The American colt was named as the Longines World's Best Racehorse for a second year in a row at a lavish awards ceremony in London's Claridge's hotel Tuesday.
The Bob Baffert-trained star won Flat racing's highest honor ahead of Australian mare Winx, which is on a 22-race winning streak.
Arrogate, owned by the Juddmonte Farms operation, backed up his victory in the 2016 Breeders' Cup Classic by winning the record $7 million first prize in the inaugural Pegasus World Cup in January 2017, beating arch-rival California Chrome for the second straight race in their final duel.
He then went on to clinch the Dubai World Cup in March after recovering from a slow start, completing a run of seven straight wins and becoming the highest-earning racehorse ever.
"I still can't believe it after watching that, I've seen that replay over and over," said Baffert of Arrogate's victory in Dubai. "I think that race was his drop the mic race."
"These horses bring so much joy. It's a lot of work but we have a great staff. I just appreciate being here. When we came with American Pharaoh [at the 2015 awards] we said we wouldn't be here again but to come here and see everybody here -- it's a great event."

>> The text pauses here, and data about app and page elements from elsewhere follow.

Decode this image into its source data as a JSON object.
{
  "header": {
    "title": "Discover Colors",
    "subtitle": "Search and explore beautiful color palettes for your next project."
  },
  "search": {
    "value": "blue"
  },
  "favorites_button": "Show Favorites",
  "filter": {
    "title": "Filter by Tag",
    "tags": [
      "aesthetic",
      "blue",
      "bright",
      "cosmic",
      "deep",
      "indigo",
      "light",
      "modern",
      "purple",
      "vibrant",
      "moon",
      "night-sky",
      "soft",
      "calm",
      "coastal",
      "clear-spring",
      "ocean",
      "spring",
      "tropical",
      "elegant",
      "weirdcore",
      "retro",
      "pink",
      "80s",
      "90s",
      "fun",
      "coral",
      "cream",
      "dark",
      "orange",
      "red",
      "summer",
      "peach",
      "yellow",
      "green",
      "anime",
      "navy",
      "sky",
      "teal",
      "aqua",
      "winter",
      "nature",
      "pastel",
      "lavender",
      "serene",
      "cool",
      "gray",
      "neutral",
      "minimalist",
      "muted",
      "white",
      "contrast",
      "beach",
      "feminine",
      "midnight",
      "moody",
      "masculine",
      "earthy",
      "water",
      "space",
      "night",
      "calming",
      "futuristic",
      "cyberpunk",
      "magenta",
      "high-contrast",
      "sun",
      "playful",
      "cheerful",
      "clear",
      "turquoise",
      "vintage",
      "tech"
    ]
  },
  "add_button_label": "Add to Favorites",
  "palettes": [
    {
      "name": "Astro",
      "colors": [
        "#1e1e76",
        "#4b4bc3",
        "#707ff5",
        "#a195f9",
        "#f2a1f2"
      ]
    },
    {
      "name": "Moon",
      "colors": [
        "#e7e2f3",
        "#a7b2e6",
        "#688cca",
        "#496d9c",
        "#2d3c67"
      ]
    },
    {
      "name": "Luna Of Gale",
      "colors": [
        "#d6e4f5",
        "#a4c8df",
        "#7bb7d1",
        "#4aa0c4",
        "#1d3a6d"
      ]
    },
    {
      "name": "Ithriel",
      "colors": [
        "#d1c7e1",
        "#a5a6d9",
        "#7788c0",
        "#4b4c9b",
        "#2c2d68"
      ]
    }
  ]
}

The Mike Smith-ridden Arrogate was fourth and second in its next two starts before finishing its career with a joint fifth alongside Gunnevera in November's Breeders' Cup Classic behind winner Gun Runner.

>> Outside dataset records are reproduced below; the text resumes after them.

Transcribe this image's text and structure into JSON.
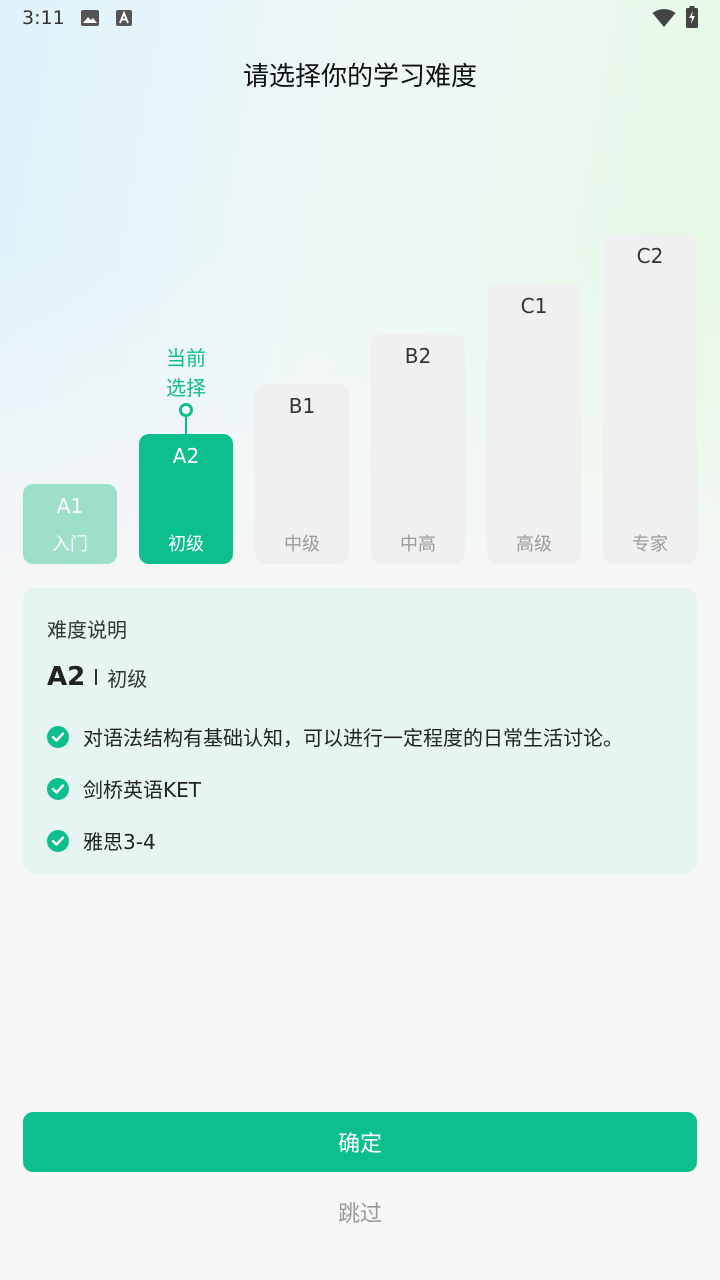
{
  "status_bar": {
    "time": "3:11"
  },
  "title": "请选择你的学习难度",
  "levels": [
    {
      "code": "A1",
      "name": "入门"
    },
    {
      "code": "A2",
      "name": "初级"
    },
    {
      "code": "B1",
      "name": "中级"
    },
    {
      "code": "B2",
      "name": "中高"
    },
    {
      "code": "C1",
      "name": "高级"
    },
    {
      "code": "C2",
      "name": "专家"
    }
  ],
  "current_marker": {
    "line1": "当前",
    "line2": "选择"
  },
  "description": {
    "title": "难度说明",
    "level_code": "A2",
    "level_name": "初级",
    "items": [
      "对语法结构有基础认知，可以进行一定程度的日常生活讨论。",
      "剑桥英语KET",
      "雅思3-4"
    ]
  },
  "buttons": {
    "confirm": "确定",
    "skip": "跳过"
  },
  "colors": {
    "accent": "#0dbf8c",
    "accent_light": "#9ddfc8",
    "card_bg": "#e6f5f1"
  }
}
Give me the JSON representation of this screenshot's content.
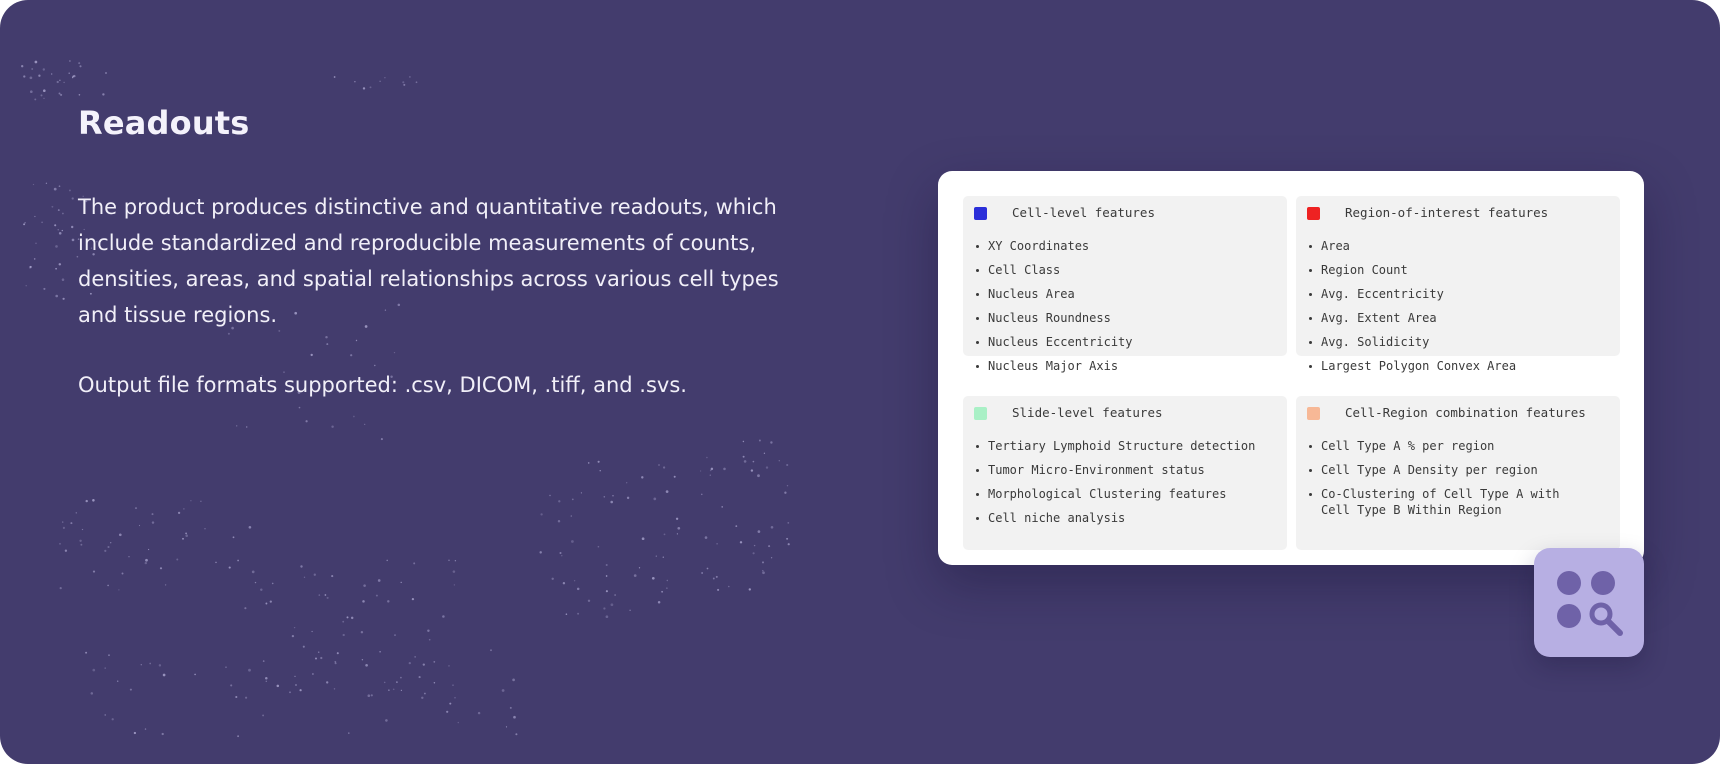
{
  "section": {
    "title": "Readouts",
    "description": "The product produces distinctive and quantitative readouts, which include standardized and reproducible measurements of counts, densities, areas, and spatial relationships across various cell types and tissue regions.",
    "formats": "Output file formats supported: .csv, DICOM, .tiff, and .svs."
  },
  "colors": {
    "background": "#433c6d",
    "cell_level": "#2b2fd9",
    "region_of_interest": "#ee2222",
    "slide_level": "#a9f0c6",
    "cell_region": "#f7b896",
    "badge": "#b7afe3",
    "badge_icon": "#6f62a8"
  },
  "features": {
    "cell_level": {
      "title": "Cell-level features",
      "items": [
        "XY Coordinates",
        "Cell Class",
        "Nucleus Area",
        "Nucleus Roundness",
        "Nucleus Eccentricity",
        "Nucleus Major Axis"
      ]
    },
    "region_of_interest": {
      "title": "Region-of-interest features",
      "items": [
        "Area",
        "Region Count",
        "Avg. Eccentricity",
        "Avg. Extent Area",
        "Avg. Solidicity",
        "Largest Polygon Convex Area"
      ]
    },
    "slide_level": {
      "title": "Slide-level features",
      "items": [
        "Tertiary Lymphoid Structure detection",
        "Tumor Micro-Environment status",
        "Morphological Clustering features",
        "Cell niche analysis"
      ]
    },
    "cell_region": {
      "title": "Cell-Region combination features",
      "items": [
        "Cell Type A % per region",
        "Cell Type A Density per region",
        "Co-Clustering of Cell Type A with\nCell Type B Within Region"
      ]
    }
  },
  "badge": {
    "icon": "cells-search-icon"
  }
}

Arrogate has now taken up residence at Juddmonte Farms' stud in Kentucky where his career as a stallion will begin in February.
Winx, which was third in the awards last year, won nine times in 2017 and is Australia's highest earning horse ever.
Joint third in the this year's awards were Gun Runner and British colt Cracksman, winner of October's Champions Stakes.
The rankings are determined by international handicappers in relation to the performance of horses in elite races across the globe.
The Qatar Prix de l'Arc de Triomphe, Europe's richest race with a purse of five million euros ($6.1M), claimed the title of Longines World's Best Horse Race.
The Paris classic has been staged at Chantilly for the last two years while its traditional home Longchamp underwent a €130 million ($145 million) revamp.